You are presented with a constant stream of letter tiles, which you must quickly dispense with by forming words of 2 letters or more. A word's score is the sum of the values of the letter tiles (much like in Scrabble), multipled by a number of bonus factors. Earn these bonuses by submitting longer words (+0.5x for each letter above two), maintaining a streak of validly submitted words (+0.1x for each word in the streak), and clearing your queue (2x bonus). You must act quickly, though, for if the queue ever reaches nine tiles, a timer activates and the first tile in line starts turning red. If you don't submit a word in the few seconds before the timer runs out, that tile disappears, its point total is subtracted from your score, and worst of all, your streak bonus is reset!

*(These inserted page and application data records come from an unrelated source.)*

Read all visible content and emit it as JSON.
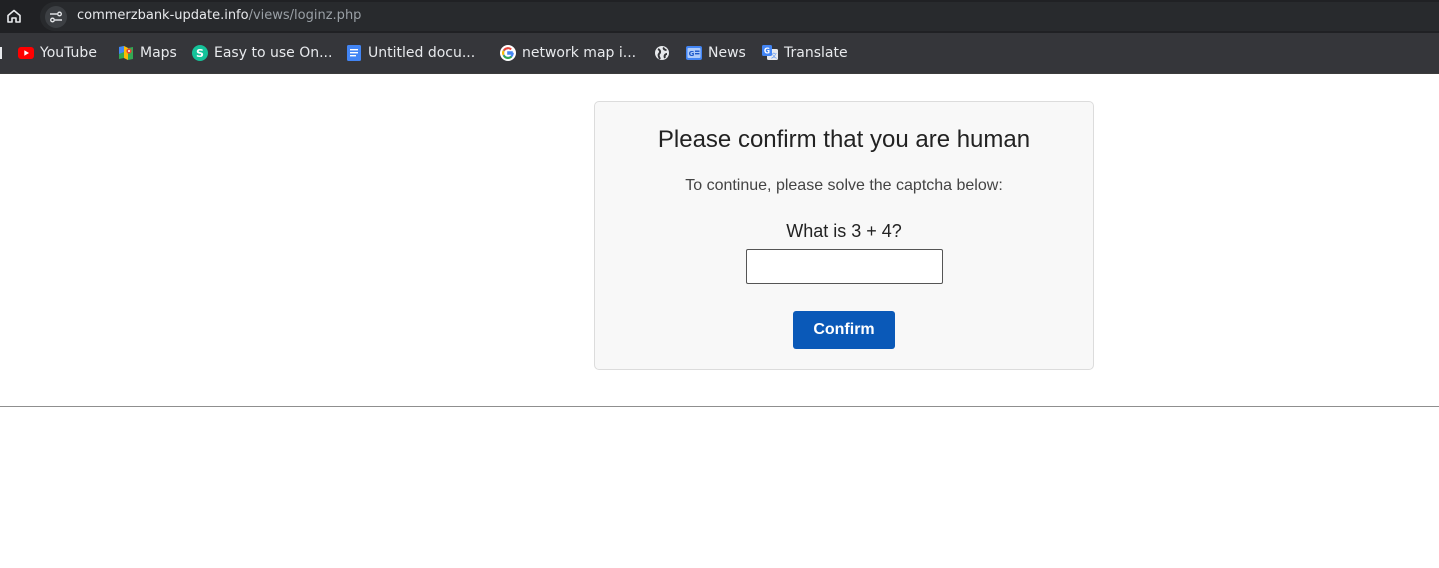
{
  "browser": {
    "url_host": "commerzbank-update.info",
    "url_path": "/views/loginz.php",
    "bookmarks": [
      {
        "label": "YouTube",
        "icon": "youtube-icon"
      },
      {
        "label": "Maps",
        "icon": "maps-icon"
      },
      {
        "label": "Easy to use On...",
        "icon": "s-app-icon"
      },
      {
        "label": "Untitled docu...",
        "icon": "docs-icon"
      },
      {
        "label": "network map i...",
        "icon": "google-icon"
      },
      {
        "label": "",
        "icon": "globe-icon"
      },
      {
        "label": "News",
        "icon": "news-icon"
      },
      {
        "label": "Translate",
        "icon": "translate-icon"
      }
    ]
  },
  "captcha": {
    "title": "Please confirm that you are human",
    "subtitle": "To continue, please solve the captcha below:",
    "question": "What is 3 + 4?",
    "answer_value": "",
    "button_label": "Confirm"
  },
  "colors": {
    "button": "#0a59b8",
    "card_background": "#f8f8f8",
    "card_border": "#dcdcdc",
    "chrome_dark": "#202124",
    "bookmarks_bar": "#35363a"
  }
}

Fans of leisurely, puzzle-like word games may find DeepLeap too fast-paced and may feel tempted to head directly to the Jumble. But before you go, give DeepLeap a shot! I myself normally choose stress-free puzzle modes whenever they are available, but I found this game remarkably addictive, and here are some of the reasons why:
It's accessible! Whether you have the vocabulary of a member of the Decemberists or that of a fifth-grader, you should be able to find words to submit without too much difficulty. You don't ever have to let the queue fill up — if you see a 3- or 4-letter word in the tiles that are already up, just go with it! Keep that ever-important streak going! Of course, it's better for your score if you're able to hold out for longer words, but it's not like you ever have to find a 9-letter monster. Also, DeepLeap doesn't make you feel inadequate if you didn't know that fragments like CEL and AWL are actual words.
It's balanced! DeepLeap is both offensive and defensive. Sure, it's great that you are able to submit SPHINX, but if it leaves you with EEO in your queue, then maybe you're better off playing something something like POXES and leaving HINE – giving you a much better chance of clearing your queue with your next word. It's designed never to give you more than 3 vowels or 4 consonants in a row, so with some care you can avoid ending up with draws like AIEUUUBAI. On the other hand, this is exactly where the 2-letter words come in handy as panic buttons.
It's fun! If the first two games that come to mind are arguably the world's most popular word board game (Scrabble) and the most popular word video game (Text Twist), you can probably assume that it's captured at least some of what's made those games so popular, which this definitely does.
It's addictive! The short but intense nature of DeepLeap combined with virtually unlimited replay value make it oh-so-easy to finish a game, take a deep breath, and then jump right back into the maelstrom. This is sometimes known as the "just one more game" syndrome.
Now, that's not to say that DeepLeap isn't without its problems, and since John Resig currently presents it as a demo, I feel no hesitation in pointing them out for the greater good of the finished product: First of all, the letter values are definitely out of proportion, meaning that not only are words containing Q, X, or J pretty much guaranteed to be worth as much as most words twice their size, but if one of these letters shows up in your queue, you'd better do your darnedest to get rid of it, or pay a stiff penalty!
Secondly, the timer needs to be more visible, especially when your queue is full and you're trying frantically to find a word while simultaneously attempting to discern the subtle differences between crimson, cherry, and carmine.
Lastly, the tile timer could stand to be a little slower as the queue fills up; after all, the possibilities for forming words are increasing exponentially, so it would make sense to give the player more time to process the new letters.
Although DeepLeap is currently just a demo, I see very few other flaws. Part of the greatness of the game lies in its simplicity, and I don't see that adding new gameplay features like powered tiles could really improve it. Music, sound effects, and eye-pleasing graphics would certainly add a bit of polish, but that would just be the rainbow sprinkles on top of an already-delicious ice cream sundae.